But what is meningococcal disease? Why is dealing with it so important to college communities?
Meningococcal disease refers to any illness that is caused by a type of bacteria called Neisseria meningitides. There are several serogroups, including A, B, C, Y and W-135. The illnesses they cause are often severe and include infections in the lining of the brain and spinal cord (meningitis) and bloodstream infections. Up to 15 percent of people who contract it die, usually within 24 hours.
It is a vaccine-preventable disease.
Yet even though life-saving vaccines against this disease have been available for many years, most of this year’s college students are not vaccinated, leaving them vulnerable.
I know about this disease first-hand. I contracted it during my first few weeks of college and nearly lost my life. I spent two weeks in a coma and lost my hearing. I had to put off medical school for a year while I recovered.
Meningococcus bacteria are spread through the exchange of secretions like saliva, particularly where large groups of people gather together or live in close quarters. This makes college students one of the most at-risk groups, as was the case for me.
While many states have mandated vaccination against meningococcal ACWY for all incoming college and university freshman, at least 12 states do not require it, including our own state of Michigan. Vaccination against meningococcal B or MenB is still not required for most colleges. This needs to change.
College students interact with other students from out-of-state. We cannot afford a situation where divergent vaccination policies limit the effectiveness of vaccines in states where they are required. To optimize herd immunity, we need to mandate vaccination in all schools in all states.
While meningitis can be treated with antibiotics, quick medical attention is extremely important to save lives. Keeping up with the recommended vaccines is the best defense.
The first vaccine for preventing meningococcal disease was developed in 1912. By the 1970s, vaccines were available for four of the five serogroups that commonly cause the infection. But serogroup B remained elusive until 2013 when Bexsero, a Meningitis B vaccine produced by Novartis, was approved for use in Europe. In 2014, Trumenba, a serogroup B vaccine produced by Pfizer, was approved by the Food and Drug Administration. Bexsero was subsequently approved for use in the United States in 2015.
Thus, vaccines are available. The problem is the policies that govern vaccination in the different states.
The Advisory Committee on Immunization Practices (ACIP) recommends that clinicians administer an initial dose of vaccine that offers protection against serogroups A, C, Y and W-135 to adolescents at age 11 or 12, plus a booster at age 16. As of 2016, New York students entering grades 7 and 12 must be vaccinated against meningococcal disease, for instance, and already 27 states include the vaccine as part of their regular schedule of immunizations.

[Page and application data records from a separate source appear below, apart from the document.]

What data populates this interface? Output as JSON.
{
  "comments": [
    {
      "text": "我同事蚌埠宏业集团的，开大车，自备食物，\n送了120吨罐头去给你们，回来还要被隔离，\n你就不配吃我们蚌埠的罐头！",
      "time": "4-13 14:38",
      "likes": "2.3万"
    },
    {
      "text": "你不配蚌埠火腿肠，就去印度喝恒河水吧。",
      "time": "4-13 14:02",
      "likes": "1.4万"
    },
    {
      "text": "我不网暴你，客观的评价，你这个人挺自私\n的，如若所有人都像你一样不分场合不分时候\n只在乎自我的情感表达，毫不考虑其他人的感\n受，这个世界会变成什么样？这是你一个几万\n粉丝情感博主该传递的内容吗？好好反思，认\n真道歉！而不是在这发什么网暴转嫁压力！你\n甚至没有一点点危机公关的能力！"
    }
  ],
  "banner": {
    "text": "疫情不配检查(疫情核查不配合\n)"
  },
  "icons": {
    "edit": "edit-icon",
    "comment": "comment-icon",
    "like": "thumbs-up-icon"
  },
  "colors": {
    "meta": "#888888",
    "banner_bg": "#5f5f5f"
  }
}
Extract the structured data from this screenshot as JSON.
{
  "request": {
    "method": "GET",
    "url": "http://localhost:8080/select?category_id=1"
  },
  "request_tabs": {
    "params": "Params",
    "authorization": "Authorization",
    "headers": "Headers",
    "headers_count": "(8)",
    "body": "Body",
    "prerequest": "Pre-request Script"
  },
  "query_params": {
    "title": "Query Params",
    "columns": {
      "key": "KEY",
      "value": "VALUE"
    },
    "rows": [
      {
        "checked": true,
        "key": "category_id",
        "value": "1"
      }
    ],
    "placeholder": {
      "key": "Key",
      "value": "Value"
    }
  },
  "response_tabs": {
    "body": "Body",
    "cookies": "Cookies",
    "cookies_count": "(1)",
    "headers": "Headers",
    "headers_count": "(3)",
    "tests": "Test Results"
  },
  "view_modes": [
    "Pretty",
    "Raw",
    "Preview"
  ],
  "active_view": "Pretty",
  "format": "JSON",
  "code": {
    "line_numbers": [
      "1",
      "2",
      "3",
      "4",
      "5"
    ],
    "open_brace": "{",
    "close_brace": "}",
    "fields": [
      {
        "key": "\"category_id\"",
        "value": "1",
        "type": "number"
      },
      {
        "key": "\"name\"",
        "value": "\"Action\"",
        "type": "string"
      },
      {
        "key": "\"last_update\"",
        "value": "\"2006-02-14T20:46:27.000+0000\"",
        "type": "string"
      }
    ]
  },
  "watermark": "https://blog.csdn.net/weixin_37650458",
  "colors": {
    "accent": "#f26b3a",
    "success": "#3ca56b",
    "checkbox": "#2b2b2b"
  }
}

But ACIP only states that clinicians may choose to administer serogroup B meningococcal vaccine to patients age 16 through 23. In part, this is because important data for making policy recommendations are not yet available as these vaccines were recently licensed for use in the United States under an accelerated approval process. Hopefully in the near future, with more research the vaccine may be mandated for this age group, too.
Since not all states have mandated the vaccine, and college-age students are at a heightened risk, the CDC should do more than just recommend meningitis vaccination for college-age students.
Emily Stillman was a sophomore at Michigan’s Kalamazoo College when she tragically contracted meningitis. On February 2, 2013, after just 36 hours in the hospital, Emily died from complications of the disease. The Meningitis B vaccine was not available before Emily’s illness, but now that it is, her mother Alicia Stillman is fighting to prevent this from happening to other families. She created the Emily Stillman Foundation to raise awareness of the risks of Meningitis B and wants the vaccine to be a requirement for all college students.
Meningitis is preventable through vaccines. Let’s make sure no college student is ever hospitalized or dies from it again.
Dr. Effiong is a certified Internal Medicine physician with MidMichigan Health, affiliated with the University of Michigan Health System. He is also a public health scientist and an international development fellow at the Aspen Institute. Dr. Effiong shared his personal experience with meningitis in a Tedx Talk delivered in Berlin, Germany in 2014.